[Excerpts from an interface dataset]
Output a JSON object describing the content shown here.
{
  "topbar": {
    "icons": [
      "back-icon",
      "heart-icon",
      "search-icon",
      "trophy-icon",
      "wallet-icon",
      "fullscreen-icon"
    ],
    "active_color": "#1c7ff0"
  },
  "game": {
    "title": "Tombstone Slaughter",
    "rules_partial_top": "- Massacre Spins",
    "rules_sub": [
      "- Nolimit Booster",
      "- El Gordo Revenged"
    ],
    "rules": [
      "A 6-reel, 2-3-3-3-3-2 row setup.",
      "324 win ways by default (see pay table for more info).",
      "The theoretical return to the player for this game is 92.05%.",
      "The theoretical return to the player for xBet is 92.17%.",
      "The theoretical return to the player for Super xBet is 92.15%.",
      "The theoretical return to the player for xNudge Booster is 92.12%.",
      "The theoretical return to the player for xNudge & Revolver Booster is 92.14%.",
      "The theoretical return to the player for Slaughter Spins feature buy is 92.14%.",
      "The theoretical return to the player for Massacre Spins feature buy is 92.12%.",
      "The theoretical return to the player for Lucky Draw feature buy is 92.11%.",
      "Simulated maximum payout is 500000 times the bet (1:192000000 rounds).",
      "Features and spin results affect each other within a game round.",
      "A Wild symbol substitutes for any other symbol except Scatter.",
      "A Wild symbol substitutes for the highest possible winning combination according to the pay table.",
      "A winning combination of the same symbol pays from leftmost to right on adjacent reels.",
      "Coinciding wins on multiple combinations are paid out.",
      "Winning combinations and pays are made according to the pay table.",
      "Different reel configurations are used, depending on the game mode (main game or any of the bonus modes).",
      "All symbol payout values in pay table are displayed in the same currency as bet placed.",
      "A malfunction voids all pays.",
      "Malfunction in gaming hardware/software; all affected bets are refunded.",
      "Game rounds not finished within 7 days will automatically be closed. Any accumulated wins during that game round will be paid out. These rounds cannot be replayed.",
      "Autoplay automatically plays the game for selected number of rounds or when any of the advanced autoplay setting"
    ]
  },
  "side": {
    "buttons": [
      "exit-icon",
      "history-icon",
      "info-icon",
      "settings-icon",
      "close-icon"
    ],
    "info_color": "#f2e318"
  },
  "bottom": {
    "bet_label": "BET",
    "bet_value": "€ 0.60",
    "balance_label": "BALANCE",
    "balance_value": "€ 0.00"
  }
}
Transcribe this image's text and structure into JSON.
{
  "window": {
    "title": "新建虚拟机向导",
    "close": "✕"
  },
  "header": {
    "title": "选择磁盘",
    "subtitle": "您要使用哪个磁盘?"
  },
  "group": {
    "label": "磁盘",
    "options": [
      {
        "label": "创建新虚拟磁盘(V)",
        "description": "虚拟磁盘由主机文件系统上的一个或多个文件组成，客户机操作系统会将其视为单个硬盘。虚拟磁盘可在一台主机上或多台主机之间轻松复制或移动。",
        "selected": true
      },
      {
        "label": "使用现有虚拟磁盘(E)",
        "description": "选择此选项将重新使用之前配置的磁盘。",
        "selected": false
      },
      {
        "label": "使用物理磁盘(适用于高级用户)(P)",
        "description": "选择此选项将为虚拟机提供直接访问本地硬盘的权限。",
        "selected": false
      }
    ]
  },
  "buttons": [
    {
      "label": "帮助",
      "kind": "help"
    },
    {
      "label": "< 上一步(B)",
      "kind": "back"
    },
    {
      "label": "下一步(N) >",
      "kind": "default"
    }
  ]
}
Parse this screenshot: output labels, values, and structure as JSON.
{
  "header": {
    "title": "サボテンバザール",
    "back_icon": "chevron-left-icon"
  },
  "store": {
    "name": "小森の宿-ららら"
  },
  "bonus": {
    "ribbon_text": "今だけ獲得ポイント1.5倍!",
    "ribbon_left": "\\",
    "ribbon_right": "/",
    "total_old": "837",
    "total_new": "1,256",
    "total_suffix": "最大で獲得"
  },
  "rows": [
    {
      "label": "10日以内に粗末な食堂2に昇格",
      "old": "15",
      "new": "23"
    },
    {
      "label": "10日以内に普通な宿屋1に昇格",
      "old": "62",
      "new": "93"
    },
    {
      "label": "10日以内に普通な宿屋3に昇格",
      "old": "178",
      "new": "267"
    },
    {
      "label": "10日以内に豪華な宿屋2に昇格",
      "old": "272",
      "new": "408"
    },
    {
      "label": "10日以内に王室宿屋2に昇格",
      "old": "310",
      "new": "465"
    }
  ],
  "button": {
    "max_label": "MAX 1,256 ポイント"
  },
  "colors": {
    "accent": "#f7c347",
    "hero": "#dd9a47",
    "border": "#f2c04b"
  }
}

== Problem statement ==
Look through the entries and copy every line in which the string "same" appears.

== Task output ==
      "A winning combination of the same symbol pays from leftmost to right on adjacent reels.",
      "All symbol payout values in pay table are displayed in the same currency as bet placed.",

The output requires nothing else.